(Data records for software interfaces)
···

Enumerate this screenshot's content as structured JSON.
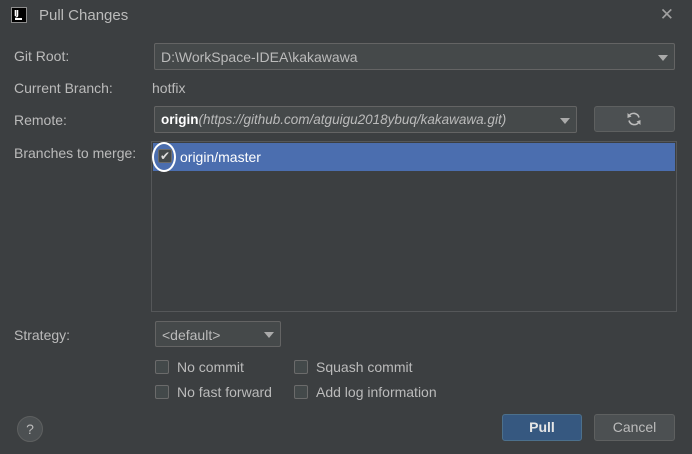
{
  "window": {
    "title": "Pull Changes",
    "app_icon": "intellij-idea-icon",
    "close_icon": "close-icon"
  },
  "form": {
    "git_root_label": "Git Root:",
    "git_root_value": "D:\\WorkSpace-IDEA\\kakawawa",
    "current_branch_label": "Current Branch:",
    "current_branch_value": "hotfix",
    "remote_label": "Remote:",
    "remote_name": "origin",
    "remote_url": "(https://github.com/atguigu2018ybuq/kakawawa.git)",
    "refresh_icon": "refresh-icon",
    "branches_label": "Branches to merge:",
    "branches": [
      {
        "name": "origin/master",
        "checked": true
      }
    ],
    "strategy_label": "Strategy:",
    "strategy_value": "<default>"
  },
  "options": {
    "no_commit": {
      "label": "No commit",
      "checked": false
    },
    "squash_commit": {
      "label": "Squash commit",
      "checked": false
    },
    "no_fast_forward": {
      "label": "No fast forward",
      "checked": false
    },
    "add_log_information": {
      "label": "Add log information",
      "checked": false
    }
  },
  "buttons": {
    "help": "?",
    "pull": "Pull",
    "cancel": "Cancel"
  }
}
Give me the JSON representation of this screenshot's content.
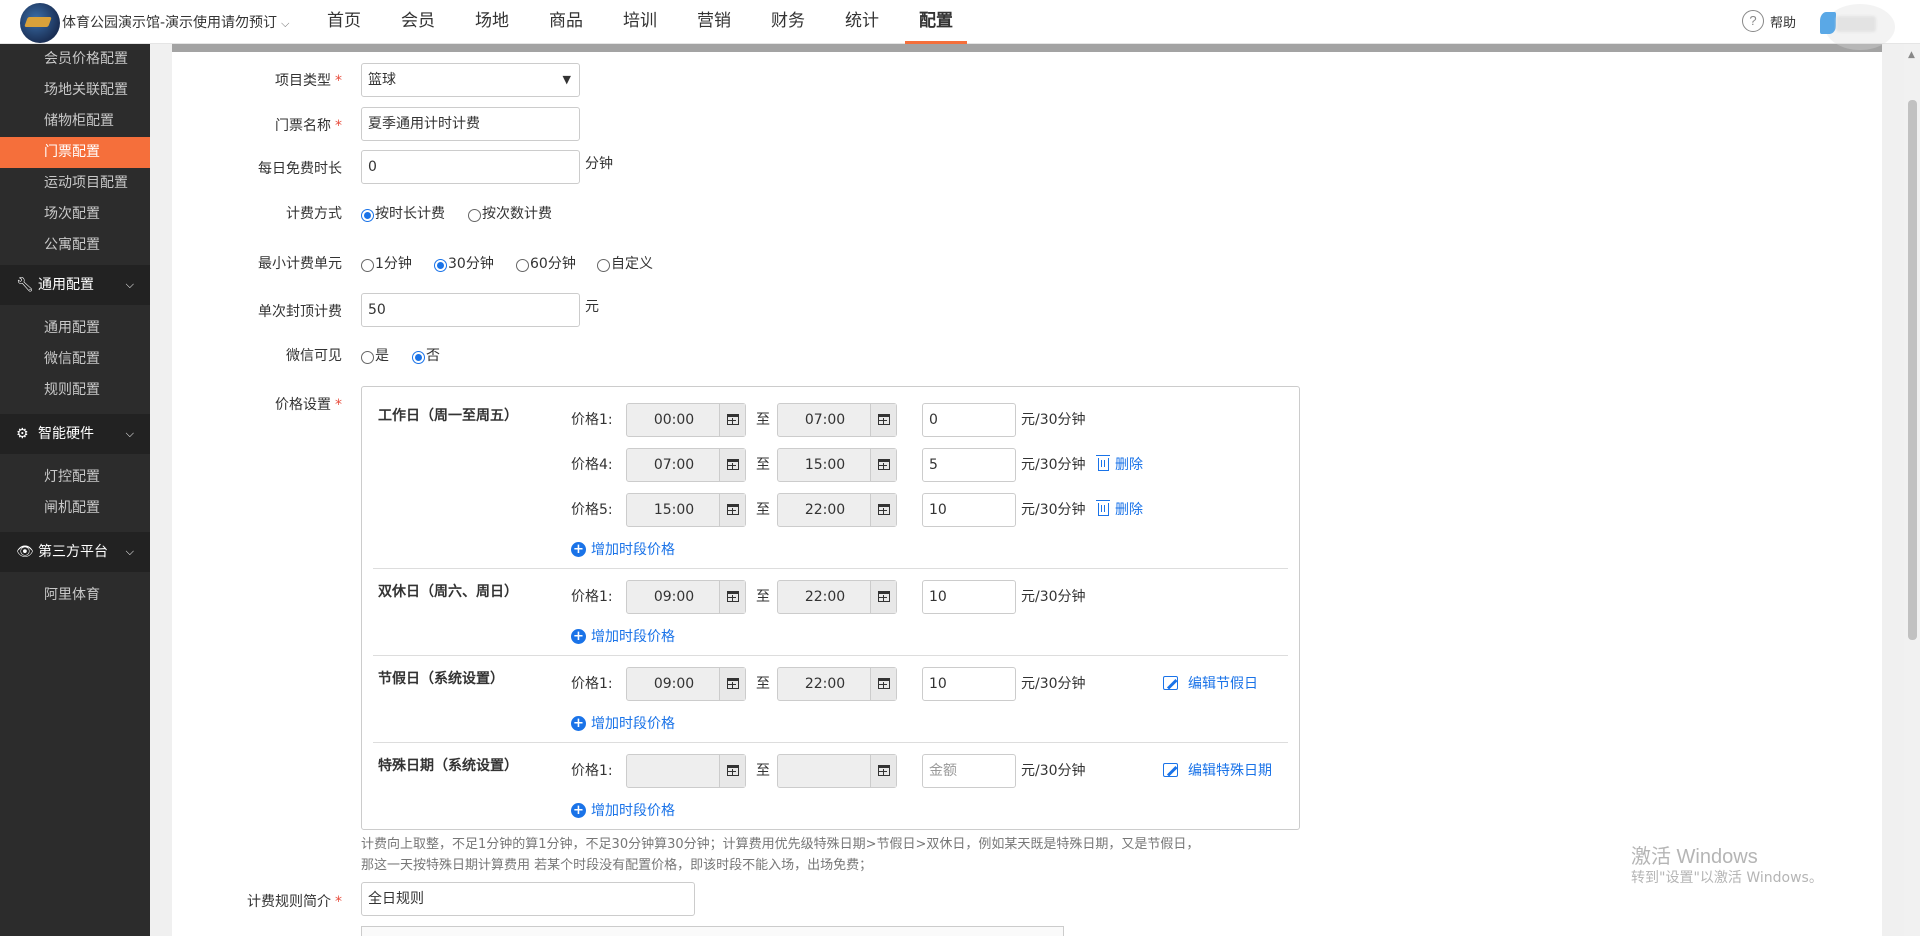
{
  "header": {
    "venue_name": "体育公园演示馆-演示使用请勿预订",
    "nav": [
      "首页",
      "会员",
      "场地",
      "商品",
      "培训",
      "营销",
      "财务",
      "统计",
      "配置"
    ],
    "active_nav": "配置",
    "help_label": "帮助"
  },
  "sidebar": {
    "items_top": [
      "会员价格配置",
      "场地关联配置",
      "储物柜配置",
      "门票配置",
      "运动项目配置",
      "场次配置",
      "公寓配置"
    ],
    "active_item": "门票配置",
    "groups": [
      {
        "title": "通用配置",
        "icon": "wrench-icon",
        "items": [
          "通用配置",
          "微信配置",
          "规则配置"
        ]
      },
      {
        "title": "智能硬件",
        "icon": "gear-icon",
        "items": [
          "灯控配置",
          "闸机配置"
        ]
      },
      {
        "title": "第三方平台",
        "icon": "eye-icon",
        "items": [
          "阿里体育"
        ]
      }
    ]
  },
  "form": {
    "project_type": {
      "label": "项目类型",
      "value": "篮球"
    },
    "ticket_name": {
      "label": "门票名称",
      "value": "夏季通用计时计费"
    },
    "free_duration": {
      "label": "每日免费时长",
      "value": "0",
      "unit": "分钟"
    },
    "billing_method": {
      "label": "计费方式",
      "options": [
        "按时长计费",
        "按次数计费"
      ],
      "selected": "按时长计费"
    },
    "min_unit": {
      "label": "最小计费单元",
      "options": [
        "1分钟",
        "30分钟",
        "60分钟",
        "自定义"
      ],
      "selected": "30分钟"
    },
    "cap": {
      "label": "单次封顶计费",
      "value": "50",
      "unit": "元"
    },
    "wechat_visible": {
      "label": "微信可见",
      "options": [
        "是",
        "否"
      ],
      "selected": "否"
    },
    "price_settings_label": "价格设置",
    "rule_intro": {
      "label": "计费规则简介",
      "value": "全日规则"
    }
  },
  "price": {
    "sep": "至",
    "unit": "元/30分钟",
    "add_label": "增加时段价格",
    "delete_label": "删除",
    "sections": {
      "weekday": {
        "title": "工作日（周一至周五）",
        "rows": [
          {
            "label": "价格1:",
            "start": "00:00",
            "end": "07:00",
            "amount": "0"
          },
          {
            "label": "价格4:",
            "start": "07:00",
            "end": "15:00",
            "amount": "5"
          },
          {
            "label": "价格5:",
            "start": "15:00",
            "end": "22:00",
            "amount": "10"
          }
        ]
      },
      "weekend": {
        "title": "双休日（周六、周日）",
        "rows": [
          {
            "label": "价格1:",
            "start": "09:00",
            "end": "22:00",
            "amount": "10"
          }
        ]
      },
      "holiday": {
        "title": "节假日（系统设置）",
        "edit_label": "编辑节假日",
        "rows": [
          {
            "label": "价格1:",
            "start": "09:00",
            "end": "22:00",
            "amount": "10"
          }
        ]
      },
      "special": {
        "title": "特殊日期（系统设置）",
        "edit_label": "编辑特殊日期",
        "rows": [
          {
            "label": "价格1:",
            "start": "",
            "end": "",
            "amount_placeholder": "金额"
          }
        ]
      }
    },
    "hint_line1": "计费向上取整，不足1分钟的算1分钟，不足30分钟算30分钟；计算费用优先级特殊日期>节假日>双休日，例如某天既是特殊日期，又是节假日，",
    "hint_line2": "那这一天按特殊日期计算费用 若某个时段没有配置价格，即该时段不能入场，出场免费；"
  },
  "watermark": {
    "line1": "激活 Windows",
    "line2": "转到\"设置\"以激活 Windows。"
  },
  "colors": {
    "accent": "#f56f3b",
    "link": "#1a73e8",
    "sidebar_bg": "#2c2c2c"
  }
}
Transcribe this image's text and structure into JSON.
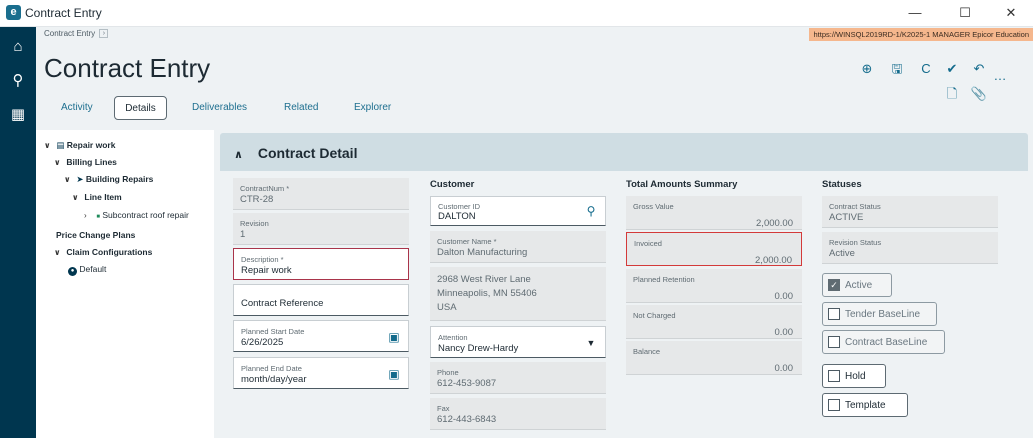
{
  "window": {
    "title": "Contract Entry",
    "logo_letter": "e",
    "minimize": "—",
    "maximize": "☐",
    "close": "✕"
  },
  "rail": {
    "home_icon": "⌂",
    "search_icon": "⚲",
    "apps_icon": "▦"
  },
  "breadcrumb": {
    "item": "Contract Entry",
    "chevron": "›"
  },
  "connection": {
    "text": "https://WINSQL2019RD-1/K2025-1  MANAGER  Epicor Education"
  },
  "page": {
    "title": "Contract Entry"
  },
  "toolbar": {
    "add": "⊕",
    "save": "🖫",
    "refresh": "C",
    "clear": "✔",
    "undo": "↶",
    "more": "…",
    "new_doc": "🗋",
    "attach": "📎"
  },
  "tabs": [
    {
      "label": "Activity"
    },
    {
      "label": "Details"
    },
    {
      "label": "Deliverables"
    },
    {
      "label": "Related"
    },
    {
      "label": "Explorer"
    }
  ],
  "tree": {
    "root": "Repair work",
    "billing_lines": "Billing Lines",
    "building_repairs": "Building Repairs",
    "line_item": "Line Item",
    "subcontract": "Subcontract roof repair",
    "price_change": "Price Change Plans",
    "claim_config": "Claim Configurations",
    "default": "Default"
  },
  "section": {
    "title": "Contract Detail"
  },
  "contract": {
    "contractnum_label": "ContractNum *",
    "contractnum": "CTR-28",
    "revision_label": "Revision",
    "revision": "1",
    "description_label": "Description *",
    "description": "Repair work",
    "reference_placeholder": "Contract Reference",
    "start_label": "Planned Start Date",
    "start": "6/26/2025",
    "end_label": "Planned End Date",
    "end": "month/day/year"
  },
  "customer": {
    "heading": "Customer",
    "id_label": "Customer ID",
    "id": "DALTON",
    "name_label": "Customer Name *",
    "name": "Dalton Manufacturing",
    "addr1": "2968 West River Lane",
    "addr2": "Minneapolis, MN  55406",
    "addr3": "USA",
    "attention_label": "Attention",
    "attention": "Nancy Drew-Hardy",
    "phone_label": "Phone",
    "phone": "612-453-9087",
    "fax_label": "Fax",
    "fax": "612-443-6843"
  },
  "totals": {
    "heading": "Total Amounts Summary",
    "gross_label": "Gross Value",
    "gross": "2,000.00",
    "invoiced_label": "Invoiced",
    "invoiced": "2,000.00",
    "retention_label": "Planned Retention",
    "retention": "0.00",
    "notcharged_label": "Not Charged",
    "notcharged": "0.00",
    "balance_label": "Balance",
    "balance": "0.00"
  },
  "statuses": {
    "heading": "Statuses",
    "contract_label": "Contract Status",
    "contract": "ACTIVE",
    "revision_label": "Revision Status",
    "revision": "Active",
    "active": "Active",
    "tender": "Tender BaseLine",
    "baseline": "Contract BaseLine",
    "hold": "Hold",
    "template": "Template",
    "check_mark": "✓"
  },
  "colors": {
    "rail": "#00364f",
    "accent": "#136b8c",
    "invoiced_outline": "#d33a3a",
    "connection_bar": "#f5b78d"
  }
}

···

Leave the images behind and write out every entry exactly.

Enumerate this screenshot's content as structured JSON.
{
  "window": {
    "title": "Pull Changes",
    "app_icon": "intellij-idea-icon",
    "close_icon": "close-icon"
  },
  "form": {
    "git_root_label": "Git Root:",
    "git_root_value": "D:\\WorkSpace-IDEA\\kakawawa",
    "current_branch_label": "Current Branch:",
    "current_branch_value": "hotfix",
    "remote_label": "Remote:",
    "remote_name": "origin",
    "remote_url": "(https://github.com/atguigu2018ybuq/kakawawa.git)",
    "refresh_icon": "refresh-icon",
    "branches_label": "Branches to merge:",
    "branches": [
      {
        "name": "origin/master",
        "checked": true
      }
    ],
    "strategy_label": "Strategy:",
    "strategy_value": "<default>"
  },
  "options": {
    "no_commit": {
      "label": "No commit",
      "checked": false
    },
    "squash_commit": {
      "label": "Squash commit",
      "checked": false
    },
    "no_fast_forward": {
      "label": "No fast forward",
      "checked": false
    },
    "add_log_information": {
      "label": "Add log information",
      "checked": false
    }
  },
  "buttons": {
    "help": "?",
    "pull": "Pull",
    "cancel": "Cancel"
  }
}
Give me the JSON representation of this screenshot's content.
{
  "header": {
    "venue_name": "体育公园演示馆-演示使用请勿预订",
    "nav": [
      "首页",
      "会员",
      "场地",
      "商品",
      "培训",
      "营销",
      "财务",
      "统计",
      "配置"
    ],
    "active_nav": "配置",
    "help_label": "帮助"
  },
  "sidebar": {
    "items_top": [
      "会员价格配置",
      "场地关联配置",
      "储物柜配置",
      "门票配置",
      "运动项目配置",
      "场次配置",
      "公寓配置"
    ],
    "active_item": "门票配置",
    "groups": [
      {
        "title": "通用配置",
        "icon": "wrench-icon",
        "items": [
          "通用配置",
          "微信配置",
          "规则配置"
        ]
      },
      {
        "title": "智能硬件",
        "icon": "gear-icon",
        "items": [
          "灯控配置",
          "闸机配置"
        ]
      },
      {
        "title": "第三方平台",
        "icon": "eye-icon",
        "items": [
          "阿里体育"
        ]
      }
    ]
  },
  "form": {
    "project_type": {
      "label": "项目类型",
      "value": "篮球"
    },
    "ticket_name": {
      "label": "门票名称",
      "value": "夏季通用计时计费"
    },
    "free_duration": {
      "label": "每日免费时长",
      "value": "0",
      "unit": "分钟"
    },
    "billing_method": {
      "label": "计费方式",
      "options": [
        "按时长计费",
        "按次数计费"
      ],
      "selected": "按时长计费"
    },
    "min_unit": {
      "label": "最小计费单元",
      "options": [
        "1分钟",
        "30分钟",
        "60分钟",
        "自定义"
      ],
      "selected": "30分钟"
    },
    "cap": {
      "label": "单次封顶计费",
      "value": "50",
      "unit": "元"
    },
    "wechat_visible": {
      "label": "微信可见",
      "options": [
        "是",
        "否"
      ],
      "selected": "否"
    },
    "price_settings_label": "价格设置",
    "rule_intro": {
      "label": "计费规则简介",
      "value": "全日规则"
    }
  },
  "price": {
    "sep": "至",
    "unit": "元/30分钟",
    "add_label": "增加时段价格",
    "delete_label": "删除",
    "sections": {
      "weekday": {
        "title": "工作日（周一至周五）",
        "rows": [
          {
            "label": "价格1:",
            "start": "00:00",
            "end": "07:00",
            "amount": "0"
          },
          {
            "label": "价格4:",
            "start": "07:00",
            "end": "15:00",
            "amount": "5"
          },
          {
            "label": "价格5:",
            "start": "15:00",
            "end": "22:00",
            "amount": "10"
          }
        ]
      },
      "weekend": {
        "title": "双休日（周六、周日）",
        "rows": [
          {
            "label": "价格1:",
            "start": "09:00",
            "end": "22:00",
            "amount": "10"
          }
        ]
      },
      "holiday": {
        "title": "节假日（系统设置）",
        "edit_label": "编辑节假日",
        "rows": [
          {
            "label": "价格1:",
            "start": "09:00",
            "end": "22:00",
            "amount": "10"
          }
        ]
      },
      "special": {
        "title": "特殊日期（系统设置）",
        "edit_label": "编辑特殊日期",
        "rows": [
          {
            "label": "价格1:",
            "start": "",
            "end": "",
            "amount_placeholder": "金额"
          }
        ]
      }
    },
    "hint_line1": "计费向上取整，不足1分钟的算1分钟，不足30分钟算30分钟；计算费用优先级特殊日期>节假日>双休日，例如某天既是特殊日期，又是节假日，",
    "hint_line2": "那这一天按特殊日期计算费用 若某个时段没有配置价格，即该时段不能入场，出场免费；"
  },
  "watermark": {
    "line1": "激活 Windows",
    "line2": "转到\"设置\"以激活 Windows。"
  },
  "colors": {
    "accent": "#f56f3b",
    "link": "#1a73e8",
    "sidebar_bg": "#2c2c2c"
  }
}
Transcribe this image's text and structure into JSON.
{
  "window": {
    "title": "Contract Entry",
    "logo_letter": "e",
    "minimize": "—",
    "maximize": "☐",
    "close": "✕"
  },
  "rail": {
    "home_icon": "⌂",
    "search_icon": "⚲",
    "apps_icon": "▦"
  },
  "breadcrumb": {
    "item": "Contract Entry",
    "chevron": "›"
  },
  "connection": {
    "text": "https://WINSQL2019RD-1/K2025-1  MANAGER  Epicor Education"
  },
  "page": {
    "title": "Contract Entry"
  },
  "toolbar": {
    "add": "⊕",
    "save": "🖫",
    "refresh": "C",
    "clear": "✔",
    "undo": "↶",
    "more": "…",
    "new_doc": "🗋",
    "attach": "📎"
  },
  "tabs": [
    {
      "label": "Activity"
    },
    {
      "label": "Details"
    },
    {
      "label": "Deliverables"
    },
    {
      "label": "Related"
    },
    {
      "label": "Explorer"
    }
  ],
  "tree": {
    "root": "Repair work",
    "billing_lines": "Billing Lines",
    "building_repairs": "Building Repairs",
    "line_item": "Line Item",
    "subcontract": "Subcontract roof repair",
    "price_change": "Price Change Plans",
    "claim_config": "Claim Configurations",
    "default": "Default"
  },
  "section": {
    "title": "Contract Detail"
  },
  "contract": {
    "contractnum_label": "ContractNum *",
    "contractnum": "CTR-28",
    "revision_label": "Revision",
    "revision": "1",
    "description_label": "Description *",
    "description": "Repair work",
    "reference_placeholder": "Contract Reference",
    "start_label": "Planned Start Date",
    "start": "6/26/2025",
    "end_label": "Planned End Date",
    "end": "month/day/year"
  },
  "customer": {
    "heading": "Customer",
    "id_label": "Customer ID",
    "id": "DALTON",
    "name_label": "Customer Name *",
    "name": "Dalton Manufacturing",
    "addr1": "2968 West River Lane",
    "addr2": "Minneapolis, MN  55406",
    "addr3": "USA",
    "attention_label": "Attention",
    "attention": "Nancy Drew-Hardy",
    "phone_label": "Phone",
    "phone": "612-453-9087",
    "fax_label": "Fax",
    "fax": "612-443-6843"
  },
  "totals": {
    "heading": "Total Amounts Summary",
    "gross_label": "Gross Value",
    "gross": "2,000.00",
    "invoiced_label": "Invoiced",
    "invoiced": "2,000.00",
    "retention_label": "Planned Retention",
    "retention": "0.00",
    "notcharged_label": "Not Charged",
    "notcharged": "0.00",
    "balance_label": "Balance",
    "balance": "0.00"
  },
  "statuses": {
    "heading": "Statuses",
    "contract_label": "Contract Status",
    "contract": "ACTIVE",
    "revision_label": "Revision Status",
    "revision": "Active",
    "active": "Active",
    "tender": "Tender BaseLine",
    "baseline": "Contract BaseLine",
    "hold": "Hold",
    "template": "Template",
    "check_mark": "✓"
  },
  "colors": {
    "rail": "#00364f",
    "accent": "#136b8c",
    "invoiced_outline": "#d33a3a",
    "connection_bar": "#f5b78d"
  }
}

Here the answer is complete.